How can you know if you can trust an app?

Trust is a funny thing. When you have it, you have it. But once it’s lost, it’s very hard to get back. In the early days of smartphones, we all thought of them as very secure. Back then, PC viruses were rampant. Malware was a constant threat, even more so than it is today. But we all thought phones were different. They were, at first; like all new technology, phones started out with great promise and then, eventually things got worse.

Why should you worry about bad phone apps?

Simple answer: your entire life is in your phone. Your credit card numbers, your identification, the connection to your car are all on your phone. All your contacts and your entire browsing history are there too. With the information on your phone, someone could very easily muck around with your life in some very unpleasant ways.

You have a right to feel like your phone is safe. And, it should be. Apps should help you, not steal your information. You hear a lot about bad apps and it’s enough to make people put the phone down and go back to a filofax. But, no one really wants to do that. Here are some ways you can feel a little more comfortable with the apps you install.

Use an iPhone (for now.)

We used to say that iPhones were almost free of malware while Androids had nothing but malware. That’s not really true anymore but it is definitely true that Apple’s hardware and software have privacy built-in.

Apple only allows one app store, and it’s their own App Store. This allows them to approve or disapprove apps based on their own criteria. This has gotten them into trouble recently, and an ongoing lawsuit threatens to remove Apple’s monopoly on its app approval process. If that happens, you won’t be able to trust iPhones any more than any other phone.

Use only the Google Play Store

If you have an Android — and most of you do — you have a choice of app stores. You can even load apps directly onto the phone yourself. This opens up a lot of possibilities for sure, but it also means security problems. A lot of the biggest malware problems have come from non-Google app stores.

Google doesn’t have the same strict approval process as Apple does but they do screen the apps they post so you can feel pretty safe installing them. If you want to install an app, you might want to Google it first and see if it is available on Apple’s app store too. If it is, you can feel just a little safer.

Stick to paid apps

This is taking things a little far, but there’s hardly any malware on paid apps. After all, the app maker wants the app to be as easy to get as possible. So, if you stick only to paid apps, you should be fairly free of problem apps. Of course you’ll miss out on a lot of great stuff this way and you’ll also end up paying a lot.

The best solution: use your noggin

The best thing to do is think before you install. That’s no fun, but it will really help. Read the reviews of an app and don’t install it if they seem fishy.
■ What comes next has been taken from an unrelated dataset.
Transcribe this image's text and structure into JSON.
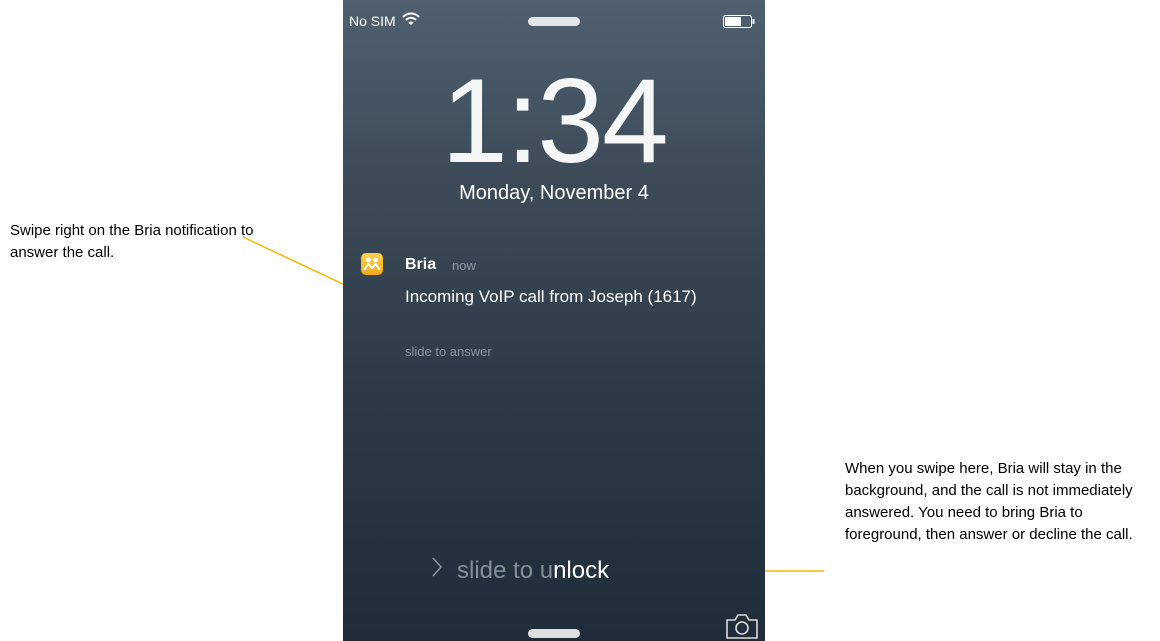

Don’t search out apps that give you things for free when other apps charge for stuff. Both iOS and Android give you reports on the kind of access each app takes. Does a game really need access to your contacts? Does a photo app really need to read your system files? If it seems a little fishy, don’t install it. Between that and only using trusted app stores, you can generally do pretty well.

About the Author

Stuart Sweet
Stuart Sweet is the editor-in-chief of The Solid Signal Blog and a "master plumber" at Signal Group, LLC. He is the author of over 8,000 articles and longform tutorials including many posted here. Reach him by clicking on "Contact the Editor" at the bottom of this page.